In the new report, released on 9 August, the IPCC considers five scenarios, depending upon the level of emissions achieved.

Maintaining the current situation, in which the global temperature is, on average, 1.1 degrees higher than in the pre-industrial period (1850-1900): scientists predict that, an increase of 1.5 degrees by 2040, 2 degrees by 2060, and 2.7 degrees by 2100.

This increase, which would also lead to more extreme weather events such as droughts, floods and heat waves, is far from the goal of reducing it to less than 2 degrees, set in the Paris Agreement, which fixes emission reduction of greenhouse gases from 2020, imposing a limit of 1.5 degrees centigrade as a goal.

In the worst case scenario, in which carbon dioxide and other greenhouse gas emissions would double by mid-century, the increase could reach catastrophic levels, around 4 degrees in 2100.

Each degree of increase predicts about seven percent more precipitation worldwide, which could lead to an increase in storms, floods and other natural disasters, warns the IPCC.

Extreme heat waves, which in pre-industrial times happened approximately once a decade and currently occur 2.3 times, can multiply up to 9.4 times per decade (almost one per year) in the scenario with more than 4 degrees of temperature.

On the other hand, in the best hypothesis considered by the experts, in which carbon neutrality (zero emissions) is reached in half of the century, the temperature increase would be 1.5 degrees in 2040, 1.6 degrees in 2060 and decrease to 1 .4 degrees at the end of the century.

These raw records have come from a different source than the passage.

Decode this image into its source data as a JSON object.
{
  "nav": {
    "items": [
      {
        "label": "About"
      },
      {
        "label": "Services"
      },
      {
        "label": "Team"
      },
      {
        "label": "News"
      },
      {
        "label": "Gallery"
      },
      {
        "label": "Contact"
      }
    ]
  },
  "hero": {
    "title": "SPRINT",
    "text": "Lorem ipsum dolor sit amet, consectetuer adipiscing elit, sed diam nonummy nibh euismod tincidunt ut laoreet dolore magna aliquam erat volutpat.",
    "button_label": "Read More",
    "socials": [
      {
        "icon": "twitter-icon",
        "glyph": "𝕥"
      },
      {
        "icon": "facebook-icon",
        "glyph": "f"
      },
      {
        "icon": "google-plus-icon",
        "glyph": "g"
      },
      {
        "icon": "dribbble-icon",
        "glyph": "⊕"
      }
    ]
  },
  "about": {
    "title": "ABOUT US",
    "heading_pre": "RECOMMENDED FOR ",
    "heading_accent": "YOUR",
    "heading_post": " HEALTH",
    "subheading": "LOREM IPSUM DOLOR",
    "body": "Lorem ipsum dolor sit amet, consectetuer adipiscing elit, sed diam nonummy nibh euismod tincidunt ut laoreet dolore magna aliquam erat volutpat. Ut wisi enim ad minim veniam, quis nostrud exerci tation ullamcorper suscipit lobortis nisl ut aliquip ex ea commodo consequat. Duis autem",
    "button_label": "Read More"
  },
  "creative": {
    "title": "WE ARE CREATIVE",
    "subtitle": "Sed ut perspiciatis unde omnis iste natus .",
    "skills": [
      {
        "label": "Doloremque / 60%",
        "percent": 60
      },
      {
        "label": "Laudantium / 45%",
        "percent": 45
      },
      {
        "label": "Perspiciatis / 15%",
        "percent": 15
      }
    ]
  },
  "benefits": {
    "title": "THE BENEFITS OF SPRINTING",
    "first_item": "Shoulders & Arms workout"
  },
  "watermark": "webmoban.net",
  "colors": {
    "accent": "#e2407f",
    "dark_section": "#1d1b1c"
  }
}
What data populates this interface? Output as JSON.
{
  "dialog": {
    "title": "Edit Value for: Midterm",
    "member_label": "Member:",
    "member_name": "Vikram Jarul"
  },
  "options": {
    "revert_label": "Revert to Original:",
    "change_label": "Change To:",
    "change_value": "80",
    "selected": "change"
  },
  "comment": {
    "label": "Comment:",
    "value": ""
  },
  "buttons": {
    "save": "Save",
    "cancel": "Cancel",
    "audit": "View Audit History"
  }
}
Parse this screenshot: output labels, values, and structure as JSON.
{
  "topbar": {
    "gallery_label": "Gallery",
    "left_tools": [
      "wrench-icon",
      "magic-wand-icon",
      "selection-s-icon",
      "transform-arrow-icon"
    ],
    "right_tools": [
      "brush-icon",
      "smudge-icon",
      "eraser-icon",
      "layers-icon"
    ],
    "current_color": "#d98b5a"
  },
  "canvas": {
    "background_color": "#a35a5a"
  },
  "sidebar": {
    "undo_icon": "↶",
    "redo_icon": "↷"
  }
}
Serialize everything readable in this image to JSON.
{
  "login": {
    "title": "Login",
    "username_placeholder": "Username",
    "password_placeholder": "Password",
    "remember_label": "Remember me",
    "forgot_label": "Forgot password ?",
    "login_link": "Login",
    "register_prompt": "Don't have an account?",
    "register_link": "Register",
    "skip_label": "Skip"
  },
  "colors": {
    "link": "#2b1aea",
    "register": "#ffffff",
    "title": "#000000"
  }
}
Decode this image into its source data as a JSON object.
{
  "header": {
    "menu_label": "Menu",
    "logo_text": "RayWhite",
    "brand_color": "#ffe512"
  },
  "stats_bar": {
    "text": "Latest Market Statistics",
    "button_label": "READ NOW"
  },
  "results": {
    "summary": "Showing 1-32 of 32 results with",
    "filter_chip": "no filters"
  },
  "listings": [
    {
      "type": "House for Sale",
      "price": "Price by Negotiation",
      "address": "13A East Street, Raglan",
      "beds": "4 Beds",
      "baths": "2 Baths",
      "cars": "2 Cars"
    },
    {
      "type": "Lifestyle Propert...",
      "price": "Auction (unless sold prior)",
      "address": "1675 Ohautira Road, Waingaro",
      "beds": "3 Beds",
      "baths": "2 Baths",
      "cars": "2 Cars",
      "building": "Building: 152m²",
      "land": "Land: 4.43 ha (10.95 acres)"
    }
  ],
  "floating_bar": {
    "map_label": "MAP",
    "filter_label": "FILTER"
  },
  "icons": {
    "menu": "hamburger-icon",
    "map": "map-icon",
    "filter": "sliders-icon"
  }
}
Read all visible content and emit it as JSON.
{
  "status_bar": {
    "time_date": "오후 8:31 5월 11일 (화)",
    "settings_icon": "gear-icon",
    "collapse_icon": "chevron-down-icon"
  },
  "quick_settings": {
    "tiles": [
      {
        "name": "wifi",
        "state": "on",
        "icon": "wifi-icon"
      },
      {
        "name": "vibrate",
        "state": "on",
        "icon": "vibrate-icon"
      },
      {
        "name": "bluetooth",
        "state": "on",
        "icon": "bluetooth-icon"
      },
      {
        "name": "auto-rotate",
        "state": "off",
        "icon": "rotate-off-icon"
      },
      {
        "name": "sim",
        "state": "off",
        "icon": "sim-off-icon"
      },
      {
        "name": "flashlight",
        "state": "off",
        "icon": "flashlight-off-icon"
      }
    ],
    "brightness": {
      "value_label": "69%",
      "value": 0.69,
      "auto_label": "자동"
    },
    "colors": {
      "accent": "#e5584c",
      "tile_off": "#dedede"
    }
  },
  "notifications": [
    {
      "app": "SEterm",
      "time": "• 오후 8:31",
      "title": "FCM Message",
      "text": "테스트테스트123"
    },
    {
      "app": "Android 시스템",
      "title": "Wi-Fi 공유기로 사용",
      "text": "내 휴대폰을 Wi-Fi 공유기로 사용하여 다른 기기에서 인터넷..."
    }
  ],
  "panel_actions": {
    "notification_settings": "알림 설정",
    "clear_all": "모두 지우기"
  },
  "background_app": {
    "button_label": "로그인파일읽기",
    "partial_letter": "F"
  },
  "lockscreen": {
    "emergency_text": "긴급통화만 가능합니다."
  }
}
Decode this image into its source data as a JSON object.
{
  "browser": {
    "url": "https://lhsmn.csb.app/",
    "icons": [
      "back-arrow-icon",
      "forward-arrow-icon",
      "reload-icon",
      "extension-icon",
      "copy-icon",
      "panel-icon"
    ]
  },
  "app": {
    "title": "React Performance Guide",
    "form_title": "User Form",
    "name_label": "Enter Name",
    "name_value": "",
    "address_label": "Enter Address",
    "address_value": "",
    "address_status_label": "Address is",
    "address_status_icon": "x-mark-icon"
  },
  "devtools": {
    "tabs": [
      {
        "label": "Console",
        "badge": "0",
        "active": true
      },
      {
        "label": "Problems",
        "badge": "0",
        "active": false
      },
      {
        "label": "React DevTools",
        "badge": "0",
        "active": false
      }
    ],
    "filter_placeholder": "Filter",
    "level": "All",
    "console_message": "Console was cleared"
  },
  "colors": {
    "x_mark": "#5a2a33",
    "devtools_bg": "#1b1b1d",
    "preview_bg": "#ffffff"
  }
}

The study by the main organization that studies climate change, prepared by 234 authors from 66 countries, was the first to be reviewed and approved by videoconference.

Experts recognize that emission reductions will have no visible effects on global temperature until a few decades have passed, although the benefits for reducing air pollution will start to show in just a few years.